What Social Science Does—and Doesn’t—Know: Our scientific ignorance of the human condition remains profound.
Here's the conclusion of the article:
Experiments are surely changing the way we conduct social science. The number of experiments reported in major social-science journals is growing rapidly across education, criminology, political science, economics, and other areas. In academic economics, several recent Nobel Prizes have been awarded to laboratory experimentalists, and leading indicators of future Nobelists are rife with researchers focused on RFTs.(HT: Hermonta Godwin)

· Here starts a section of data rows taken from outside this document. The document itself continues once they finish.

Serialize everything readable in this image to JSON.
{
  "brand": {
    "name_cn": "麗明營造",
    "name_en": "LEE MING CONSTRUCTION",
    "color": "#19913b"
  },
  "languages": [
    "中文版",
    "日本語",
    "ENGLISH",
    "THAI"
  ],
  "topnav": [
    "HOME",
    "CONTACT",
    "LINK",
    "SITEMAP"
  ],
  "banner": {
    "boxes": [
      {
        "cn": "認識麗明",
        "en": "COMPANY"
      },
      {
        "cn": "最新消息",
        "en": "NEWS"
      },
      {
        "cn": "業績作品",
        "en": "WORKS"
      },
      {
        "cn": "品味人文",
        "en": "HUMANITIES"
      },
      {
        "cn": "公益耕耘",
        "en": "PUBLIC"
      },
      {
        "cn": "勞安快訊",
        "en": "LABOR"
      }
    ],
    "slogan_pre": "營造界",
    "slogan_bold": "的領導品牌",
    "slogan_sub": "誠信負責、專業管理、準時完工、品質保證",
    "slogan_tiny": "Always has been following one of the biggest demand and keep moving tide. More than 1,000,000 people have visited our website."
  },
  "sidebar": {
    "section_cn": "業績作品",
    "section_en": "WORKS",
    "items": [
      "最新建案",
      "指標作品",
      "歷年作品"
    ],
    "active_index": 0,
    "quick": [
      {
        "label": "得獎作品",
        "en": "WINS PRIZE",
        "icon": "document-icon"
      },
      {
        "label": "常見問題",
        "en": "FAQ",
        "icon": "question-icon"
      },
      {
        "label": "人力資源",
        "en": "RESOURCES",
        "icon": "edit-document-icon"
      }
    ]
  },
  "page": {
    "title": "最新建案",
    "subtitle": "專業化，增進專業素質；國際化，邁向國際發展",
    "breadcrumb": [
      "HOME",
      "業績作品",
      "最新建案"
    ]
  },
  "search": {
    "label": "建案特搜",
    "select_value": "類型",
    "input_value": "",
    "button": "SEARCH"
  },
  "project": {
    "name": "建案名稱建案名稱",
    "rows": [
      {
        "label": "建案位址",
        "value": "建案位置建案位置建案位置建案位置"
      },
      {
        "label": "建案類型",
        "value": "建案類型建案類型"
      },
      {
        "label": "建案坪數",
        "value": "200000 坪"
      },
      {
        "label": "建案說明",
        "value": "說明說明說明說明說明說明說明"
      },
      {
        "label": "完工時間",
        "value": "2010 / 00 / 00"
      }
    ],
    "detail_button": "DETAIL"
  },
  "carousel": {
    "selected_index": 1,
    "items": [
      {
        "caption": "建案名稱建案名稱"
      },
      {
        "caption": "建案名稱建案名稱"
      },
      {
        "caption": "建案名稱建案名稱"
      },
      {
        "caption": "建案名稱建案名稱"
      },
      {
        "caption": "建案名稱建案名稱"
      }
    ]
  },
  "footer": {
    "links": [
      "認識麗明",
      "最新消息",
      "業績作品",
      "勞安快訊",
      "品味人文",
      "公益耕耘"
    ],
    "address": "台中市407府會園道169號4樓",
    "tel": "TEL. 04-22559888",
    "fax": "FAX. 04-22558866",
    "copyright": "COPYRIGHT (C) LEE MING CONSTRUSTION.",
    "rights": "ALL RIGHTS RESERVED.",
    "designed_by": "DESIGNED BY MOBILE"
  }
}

It is tempting to argue that we are at the beginning of an experimental revolution in social science that will ultimately lead to unimaginable discoveries. But we should be skeptical of that argument. The experimental revolution is like a huge wave that has lost power as it has moved through topics of increasing complexity. Physics was entirely transformed. Therapeutic biology had higher causal density, but it could often rely on the assumption of uniform biological response to generalize findings reliably from randomized trials. The even higher causal densities in social sciences make generalization from even properly randomized experiments hazardous. It would likely require the reduction of social science to biology to accomplish a true revolution in our understanding of human society—and that remains, as yet, beyond the grasp of science.
At the moment, it is certain that we do not have anything remotely approaching a scientific understanding of human society. And the methods of experimental social science are not close to providing one within the foreseeable future. Science may someday allow us to predict human behavior comprehensively and reliably. Until then, we need to keep stumbling forward with trial-and-error learning as best we can.